Content starts

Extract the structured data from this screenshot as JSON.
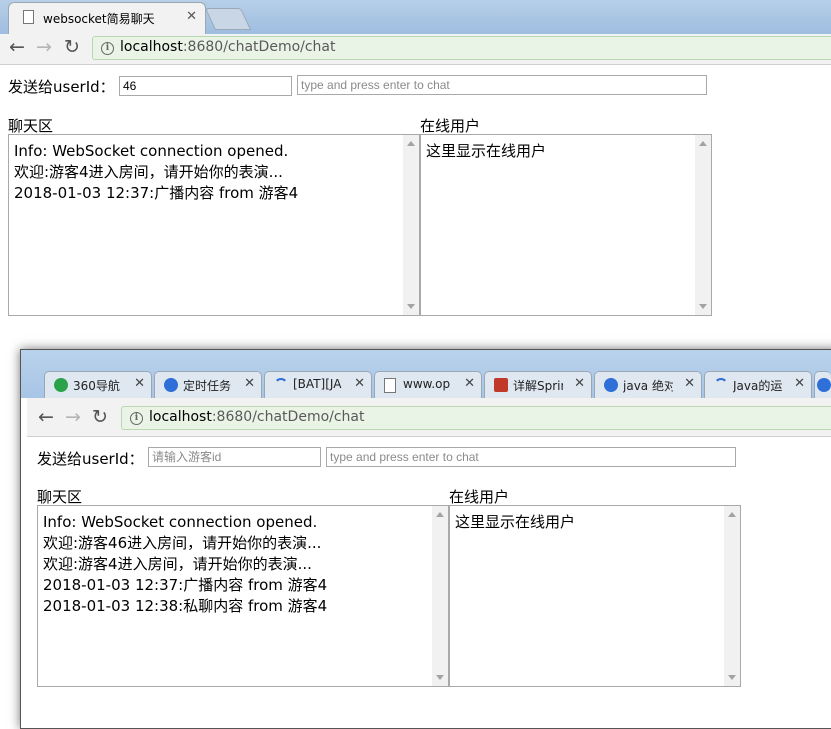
{
  "browser1": {
    "tab_title": "websocket简易聊天",
    "url_host": "localhost",
    "url_rest": ":8680/chatDemo/chat",
    "form": {
      "send_to_label": "发送给userId：",
      "userid_value": "46",
      "message_placeholder": "type and press enter to chat"
    },
    "chat_label": "聊天区",
    "online_label": "在线用户",
    "messages": [
      "Info: WebSocket connection opened.",
      "欢迎:游客4进入房间，请开始你的表演...",
      "2018-01-03 12:37:广播内容 from 游客4"
    ],
    "online_text": "这里显示在线用户"
  },
  "browser2": {
    "tabs": [
      {
        "title": "360导航",
        "icon": "360-icon",
        "color": "#2aa34a"
      },
      {
        "title": "定时任务",
        "icon": "baidu-paw-icon",
        "color": "#2f6fd8"
      },
      {
        "title": "[BAT][JA",
        "icon": "loading-icon",
        "color": "#2f6fd8"
      },
      {
        "title": "www.op",
        "icon": "page-icon",
        "color": "#777777"
      },
      {
        "title": "详解Sprin",
        "icon": "b-logo-icon",
        "color": "#c0392b"
      },
      {
        "title": "java 绝对",
        "icon": "baidu-paw-icon",
        "color": "#2f6fd8"
      },
      {
        "title": "Java的运",
        "icon": "loading-icon",
        "color": "#2f6fd8"
      }
    ],
    "url_host": "localhost",
    "url_rest": ":8680/chatDemo/chat",
    "form": {
      "send_to_label": "发送给userId：",
      "userid_placeholder": "请输入游客id",
      "message_placeholder": "type and press enter to chat"
    },
    "chat_label": "聊天区",
    "online_label": "在线用户",
    "messages": [
      "Info: WebSocket connection opened.",
      "欢迎:游客46进入房间，请开始你的表演...",
      "欢迎:游客4进入房间，请开始你的表演...",
      "2018-01-03 12:37:广播内容 from 游客4",
      "2018-01-03 12:38:私聊内容 from 游客4"
    ],
    "online_text": "这里显示在线用户"
  }
}
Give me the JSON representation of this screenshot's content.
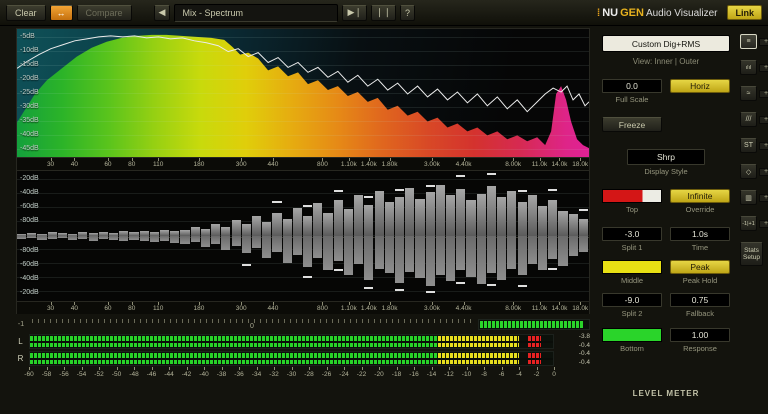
{
  "header": {
    "clear": "Clear",
    "swap_icon": "↔",
    "compare": "Compare",
    "prev_icon": "◀",
    "preset": "Mix - Spectrum",
    "play_icon": "▶❘",
    "pause_icon": "❘❘",
    "help": "?",
    "brand_dots": "⁞",
    "brand_nu": "NU",
    "brand_gen": "GEN",
    "brand_rest": " Audio Visualizer",
    "link": "Link"
  },
  "spectrum": {
    "db_labels": [
      "-5dB",
      "-10dB",
      "-15dB",
      "-20dB",
      "-25dB",
      "-30dB",
      "-35dB",
      "-40dB",
      "-45dB"
    ],
    "fill_points": [
      [
        0,
        95
      ],
      [
        8,
        82
      ],
      [
        18,
        66
      ],
      [
        30,
        52
      ],
      [
        45,
        40
      ],
      [
        60,
        28
      ],
      [
        75,
        19
      ],
      [
        90,
        13
      ],
      [
        105,
        9
      ],
      [
        120,
        7
      ],
      [
        135,
        6
      ],
      [
        150,
        6
      ],
      [
        165,
        7
      ],
      [
        180,
        8
      ],
      [
        195,
        9
      ],
      [
        208,
        11
      ],
      [
        216,
        18
      ],
      [
        224,
        26
      ],
      [
        232,
        24
      ],
      [
        242,
        30
      ],
      [
        252,
        42
      ],
      [
        262,
        38
      ],
      [
        272,
        48
      ],
      [
        282,
        44
      ],
      [
        292,
        56
      ],
      [
        302,
        52
      ],
      [
        312,
        62
      ],
      [
        322,
        58
      ],
      [
        332,
        68
      ],
      [
        342,
        64
      ],
      [
        352,
        74
      ],
      [
        362,
        70
      ],
      [
        372,
        82
      ],
      [
        382,
        78
      ],
      [
        392,
        88
      ],
      [
        402,
        84
      ],
      [
        412,
        94
      ],
      [
        422,
        90
      ],
      [
        432,
        100
      ],
      [
        442,
        96
      ],
      [
        452,
        104
      ],
      [
        462,
        100
      ],
      [
        472,
        108
      ],
      [
        482,
        104
      ],
      [
        492,
        112
      ],
      [
        502,
        108
      ],
      [
        512,
        114
      ],
      [
        522,
        110
      ],
      [
        530,
        118
      ],
      [
        536,
        104
      ],
      [
        541,
        66
      ],
      [
        546,
        58
      ],
      [
        551,
        72
      ],
      [
        556,
        94
      ],
      [
        562,
        112
      ],
      [
        568,
        118
      ],
      [
        574,
        121
      ]
    ],
    "line_points": [
      [
        0,
        40
      ],
      [
        10,
        33
      ],
      [
        22,
        26
      ],
      [
        34,
        20
      ],
      [
        46,
        16
      ],
      [
        58,
        12
      ],
      [
        70,
        10
      ],
      [
        82,
        8
      ],
      [
        94,
        7
      ],
      [
        106,
        8
      ],
      [
        118,
        7
      ],
      [
        130,
        9
      ],
      [
        142,
        8
      ],
      [
        154,
        10
      ],
      [
        166,
        9
      ],
      [
        178,
        12
      ],
      [
        190,
        14
      ],
      [
        202,
        17
      ],
      [
        212,
        23
      ],
      [
        222,
        20
      ],
      [
        232,
        28
      ],
      [
        242,
        24
      ],
      [
        252,
        34
      ],
      [
        262,
        29
      ],
      [
        272,
        39
      ],
      [
        282,
        34
      ],
      [
        292,
        44
      ],
      [
        302,
        39
      ],
      [
        312,
        49
      ],
      [
        322,
        43
      ],
      [
        332,
        54
      ],
      [
        342,
        47
      ],
      [
        352,
        58
      ],
      [
        362,
        51
      ],
      [
        372,
        62
      ],
      [
        382,
        55
      ],
      [
        392,
        66
      ],
      [
        402,
        58
      ],
      [
        412,
        69
      ],
      [
        422,
        61
      ],
      [
        432,
        72
      ],
      [
        442,
        64
      ],
      [
        452,
        75
      ],
      [
        462,
        66
      ],
      [
        472,
        78
      ],
      [
        482,
        69
      ],
      [
        492,
        81
      ],
      [
        502,
        72
      ],
      [
        512,
        84
      ],
      [
        522,
        74
      ],
      [
        530,
        66
      ],
      [
        538,
        60
      ],
      [
        546,
        64
      ],
      [
        552,
        58
      ],
      [
        558,
        72
      ],
      [
        564,
        66
      ],
      [
        570,
        78
      ],
      [
        574,
        74
      ]
    ]
  },
  "freq_labels": [
    "30",
    "40",
    "60",
    "80",
    "110",
    "180",
    "300",
    "440",
    "800",
    "1.10k",
    "1.40k",
    "1.80k",
    "3.00k",
    "4.40k",
    "8.00k",
    "11.0k",
    "14.0k",
    "18.0k"
  ],
  "freq_values": [
    30,
    40,
    60,
    80,
    110,
    180,
    300,
    440,
    800,
    1100,
    1400,
    1800,
    3000,
    4400,
    8000,
    11000,
    14000,
    18000
  ],
  "mid_meter": {
    "db_labels_top": [
      "-20dB",
      "-40dB",
      "-60dB",
      "-80dB"
    ],
    "db_labels_bottom": [
      "-80dB",
      "-60dB",
      "-40dB",
      "-20dB"
    ],
    "bars_up": [
      0.03,
      0.04,
      0.03,
      0.05,
      0.04,
      0.03,
      0.05,
      0.04,
      0.05,
      0.04,
      0.06,
      0.05,
      0.07,
      0.05,
      0.08,
      0.06,
      0.08,
      0.12,
      0.09,
      0.16,
      0.12,
      0.2,
      0.15,
      0.26,
      0.18,
      0.3,
      0.22,
      0.36,
      0.26,
      0.42,
      0.3,
      0.46,
      0.34,
      0.52,
      0.4,
      0.58,
      0.44,
      0.5,
      0.62,
      0.48,
      0.56,
      0.66,
      0.52,
      0.6,
      0.46,
      0.54,
      0.64,
      0.5,
      0.58,
      0.44,
      0.52,
      0.38,
      0.46,
      0.32,
      0.28,
      0.22
    ],
    "bars_down": [
      0.04,
      0.03,
      0.05,
      0.04,
      0.03,
      0.05,
      0.04,
      0.06,
      0.04,
      0.05,
      0.07,
      0.05,
      0.06,
      0.08,
      0.06,
      0.09,
      0.1,
      0.08,
      0.14,
      0.1,
      0.18,
      0.13,
      0.22,
      0.16,
      0.28,
      0.2,
      0.34,
      0.24,
      0.4,
      0.28,
      0.44,
      0.32,
      0.5,
      0.36,
      0.56,
      0.42,
      0.48,
      0.6,
      0.46,
      0.54,
      0.64,
      0.5,
      0.58,
      0.44,
      0.52,
      0.62,
      0.48,
      0.56,
      0.42,
      0.5,
      0.36,
      0.44,
      0.3,
      0.38,
      0.26,
      0.2
    ]
  },
  "correlation": {
    "left_label": "-1",
    "center_label": "0",
    "bar_fill": 0.94
  },
  "level_meter": {
    "channels": [
      "L",
      "R"
    ],
    "readouts": [
      [
        "-3.8",
        "-0.4"
      ],
      [
        "-0.4",
        "-0.4"
      ]
    ],
    "zones": {
      "green": [
        0,
        0.78
      ],
      "yellow": [
        0.78,
        0.935
      ],
      "red": [
        0.952,
        0.978
      ]
    },
    "scale": [
      "-60",
      "-58",
      "-56",
      "-54",
      "-52",
      "-50",
      "-48",
      "-46",
      "-44",
      "-42",
      "-40",
      "-38",
      "-36",
      "-34",
      "-32",
      "-30",
      "-28",
      "-26",
      "-24",
      "-22",
      "-20",
      "-18",
      "-16",
      "-14",
      "-12",
      "-10",
      "-8",
      "-6",
      "-4",
      "-2",
      "0"
    ]
  },
  "side_panel": {
    "preset": "Custom Dig+RMS",
    "view_label": "View: Inner | Outer",
    "full_scale_value": "0.0",
    "full_scale_label": "Full Scale",
    "horiz_btn": "Horiz",
    "freeze_btn": "Freeze",
    "display_style_value": "Shrp",
    "display_style_label": "Display Style",
    "top_label": "Top",
    "override_btn": "Infinite",
    "override_label": "Override",
    "split1_value": "-3.0",
    "split1_label": "Split 1",
    "time_value": "1.0s",
    "time_label": "Time",
    "middle_label": "Middle",
    "peak_btn": "Peak",
    "peak_label": "Peak Hold",
    "split2_value": "-9.0",
    "split2_label": "Split 2",
    "fallback_value": "0.75",
    "fallback_label": "Fallback",
    "bottom_label": "Bottom",
    "response_value": "1.00",
    "response_label": "Response",
    "level_meter_label": "LEVEL METER"
  },
  "mode_strip": {
    "plus": "+",
    "stats_line1": "Stats",
    "stats_line2": "Setup",
    "items": [
      {
        "name": "view-mode-spectrum",
        "glyph": "≡",
        "selected": true
      },
      {
        "name": "view-mode-bars",
        "glyph": "ılıl",
        "selected": false
      },
      {
        "name": "view-mode-wave",
        "glyph": "≈",
        "selected": false
      },
      {
        "name": "view-mode-hatch",
        "glyph": "///",
        "selected": false
      },
      {
        "name": "view-mode-stereo",
        "glyph": "ST",
        "selected": false
      },
      {
        "name": "view-mode-vectorscope",
        "glyph": "◇",
        "selected": false
      },
      {
        "name": "view-mode-meter",
        "glyph": "▥",
        "selected": false
      },
      {
        "name": "view-mode-offset",
        "glyph": "-1|+1",
        "selected": false
      }
    ]
  },
  "colors": {
    "accent_yellow": "#d9c832",
    "accent_orange": "#e08a20",
    "meter_green": "#28d228",
    "meter_yellow": "#e6de1e",
    "meter_red": "#e62222",
    "panel_bg": "#13130d"
  }
}
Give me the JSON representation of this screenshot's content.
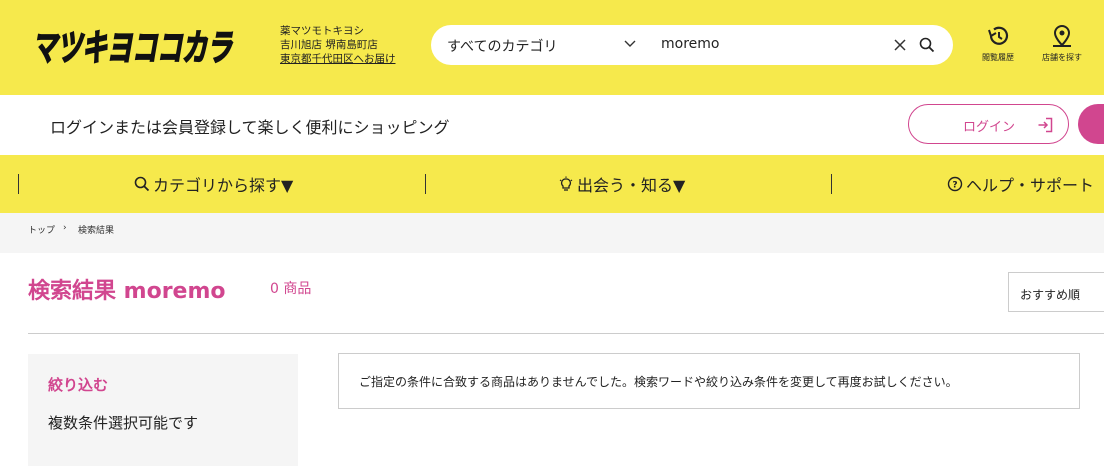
{
  "header": {
    "logo_text": "マツキヨココカラ",
    "store": {
      "line1": "薬マツモトキヨシ",
      "line2": "吉川旭店 堺南島町店",
      "line3": "東京都千代田区へお届け"
    },
    "search": {
      "category": "すべてのカテゴリ",
      "term": "moremo"
    },
    "history_label": "閲覧履歴",
    "store_locator_label": "店舗を探す"
  },
  "login_bar": {
    "message": "ログインまたは会員登録して楽しく便利にショッピング",
    "login_label": "ログイン"
  },
  "nav": {
    "items": [
      {
        "label": "カテゴリから探す▼"
      },
      {
        "label": "出会う・知る▼"
      },
      {
        "label": "ヘルプ・サポート"
      }
    ]
  },
  "breadcrumb": {
    "top": "トップ",
    "current": "検索結果"
  },
  "results": {
    "title": "検索結果 moremo",
    "count": "0 商品",
    "sort": "おすすめ順",
    "notice": "ご指定の条件に合致する商品はありませんでした。検索ワードや絞り込み条件を変更して再度お試しください。"
  },
  "filter": {
    "title": "絞り込む",
    "subtitle": "複数条件選択可能です"
  },
  "colors": {
    "brand_yellow": "#f6e94c",
    "accent_pink": "#d1468f"
  }
}
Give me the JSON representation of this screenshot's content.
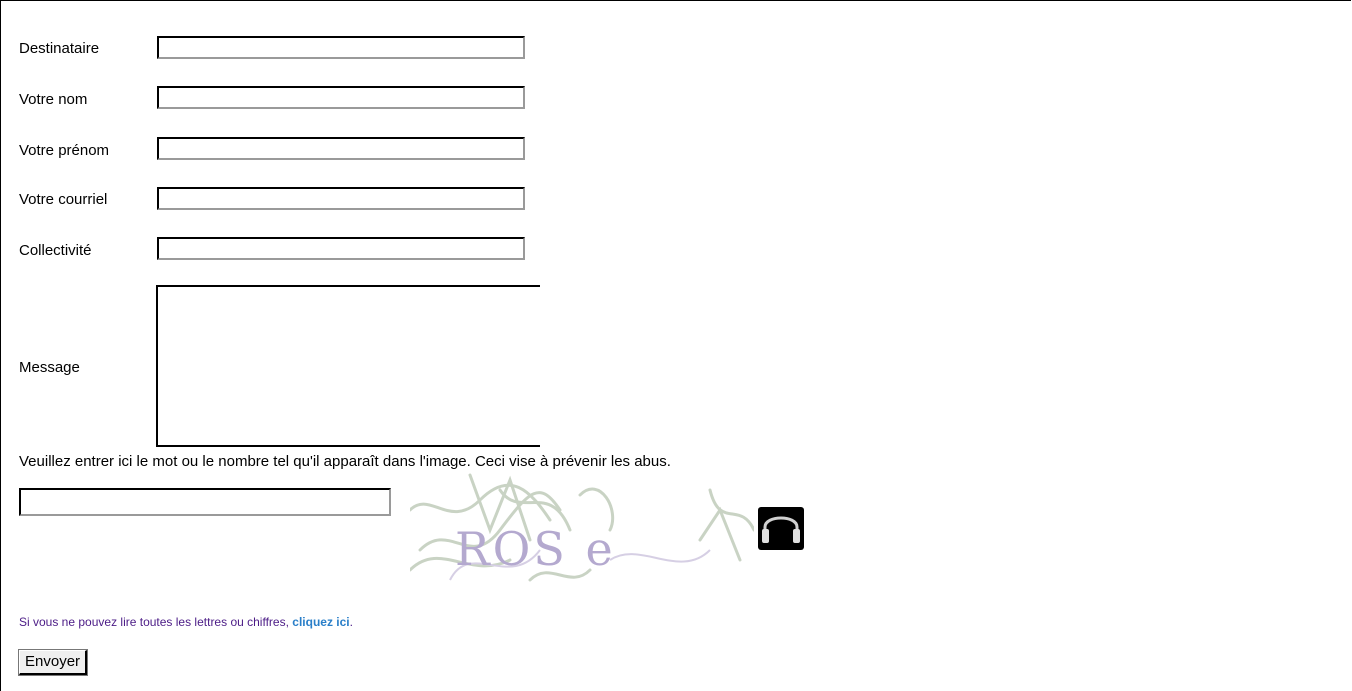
{
  "form": {
    "fields": [
      {
        "label": "Destinataire",
        "value": ""
      },
      {
        "label": "Votre nom",
        "value": ""
      },
      {
        "label": "Votre prénom",
        "value": ""
      },
      {
        "label": "Votre courriel",
        "value": ""
      },
      {
        "label": "Collectivité",
        "value": ""
      }
    ],
    "message_label": "Message",
    "message_value": ""
  },
  "captcha": {
    "instructions": "Veuillez entrer ici le mot ou le nombre tel qu'il apparaît dans l'image. Ceci vise à prévenir les abus.",
    "value": "",
    "image_text": "ROS e",
    "audio_icon": "headphones-icon",
    "help_prefix": "Si vous ne pouvez lire toutes les lettres ou chiffres, ",
    "help_link": "cliquez ici",
    "help_suffix": "."
  },
  "submit_label": "Envoyer",
  "colors": {
    "help_text": "#4b1b86",
    "link": "#2a7fc9"
  }
}
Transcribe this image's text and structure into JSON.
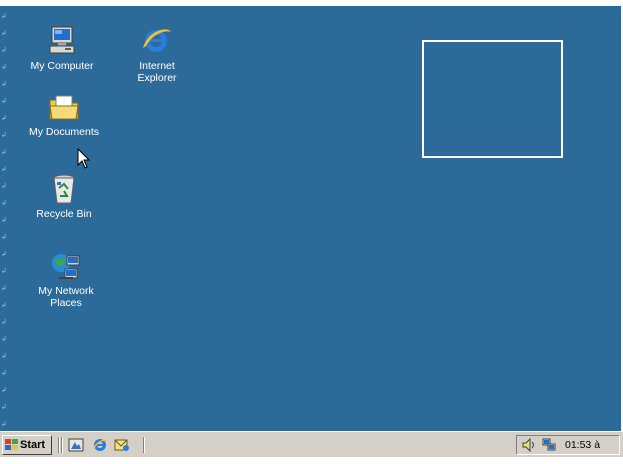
{
  "desktop": {
    "background_color": "#2c6a9a",
    "icons": [
      {
        "label": "My Computer",
        "icon": "my-computer-icon"
      },
      {
        "label": "Internet\nExplorer",
        "icon": "internet-explorer-icon"
      },
      {
        "label": "My Documents",
        "icon": "my-documents-icon"
      },
      {
        "label": "Recycle Bin",
        "icon": "recycle-bin-icon"
      },
      {
        "label": "My Network\nPlaces",
        "icon": "my-network-places-icon"
      }
    ]
  },
  "taskbar": {
    "start_label": "Start",
    "quick_launch": [
      {
        "icon": "show-desktop-icon"
      },
      {
        "icon": "internet-explorer-icon"
      },
      {
        "icon": "outlook-express-icon"
      }
    ],
    "tray": {
      "icons": [
        "volume-icon",
        "network-icon"
      ],
      "clock": "01:53 à"
    }
  }
}
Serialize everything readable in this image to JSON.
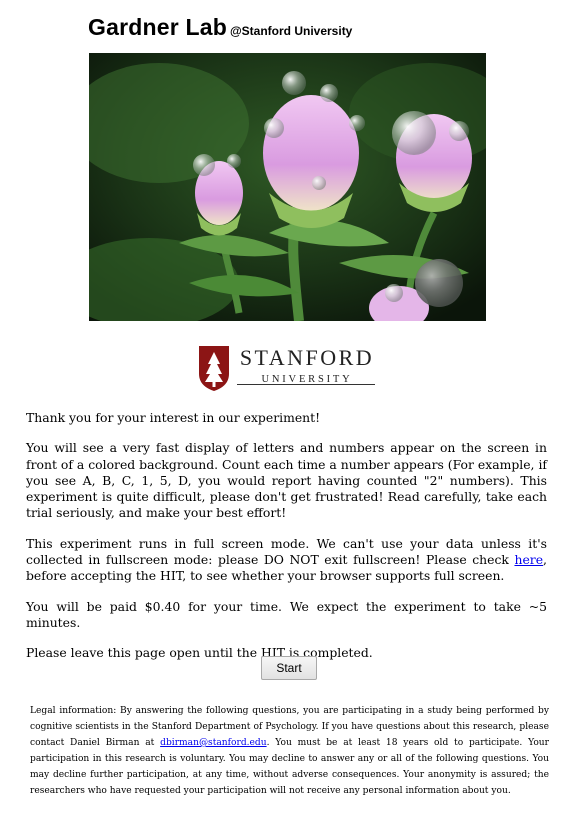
{
  "header": {
    "lab_name": "Gardner Lab",
    "affiliation": "@Stanford University"
  },
  "hero_image": {
    "subject": "pink flower buds with water droplets"
  },
  "logo": {
    "line1": "STANFORD",
    "line2": "UNIVERSITY",
    "colors": {
      "shield": "#8c1515",
      "tree": "#ffffff"
    }
  },
  "content": {
    "thanks": "Thank you for your interest in our experiment!",
    "instructions": "You will see a very fast display of letters and numbers appear on the screen in front of a colored background. Count each time a number appears (For example, if you see A, B, C, 1, 5, D, you would report having counted \"2\" numbers). This experiment is quite difficult, please don't get frustrated! Read carefully, take each trial seriously, and make your best effort!",
    "fullscreen_before": "This experiment runs in full screen mode. We can't use your data unless it's collected in fullscreen mode: please DO NOT exit fullscreen! Please check ",
    "fullscreen_link": "here",
    "fullscreen_after": ", before accepting the HIT, to see whether your browser supports full screen.",
    "payment": "You will be paid $0.40 for your time. We expect the experiment to take ~5 minutes.",
    "leave_open": "Please leave this page open until the HIT is completed."
  },
  "start_button": {
    "label": "Start"
  },
  "legal": {
    "before": "Legal information: By answering the following questions, you are participating in a study being performed by cognitive scientists in the Stanford Department of Psychology. If you have questions about this research, please contact Daniel Birman at ",
    "email": "dbirman@stanford.edu",
    "after": ". You must be at least 18 years old to participate. Your participation in this research is voluntary. You may decline to answer any or all of the following questions. You may decline further participation, at any time, without adverse consequences. Your anonymity is assured; the researchers who have requested your participation will not receive any personal information about you."
  },
  "colors": {
    "link": "#0000ee",
    "button_border": "#a9a9a9"
  }
}
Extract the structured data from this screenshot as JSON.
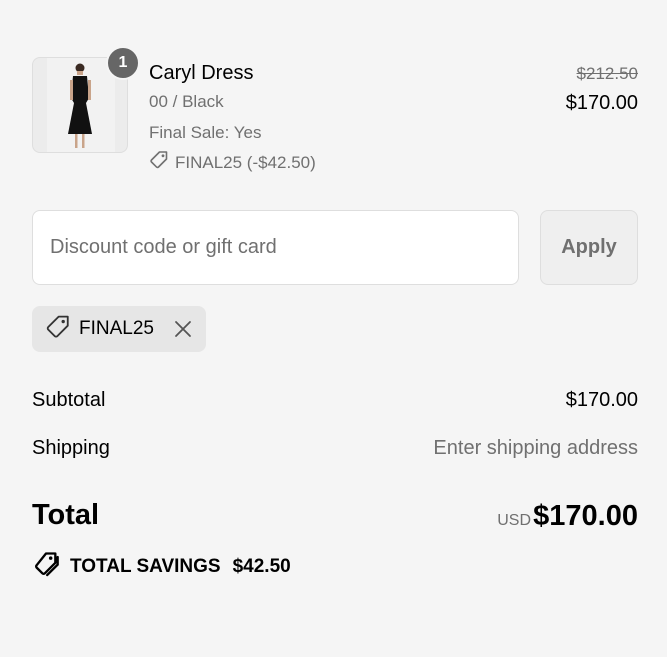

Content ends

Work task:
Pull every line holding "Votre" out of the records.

Answer:
        "label": "Votre nom",
        "label": "Votre prénom",
        "label": "Votre courriel",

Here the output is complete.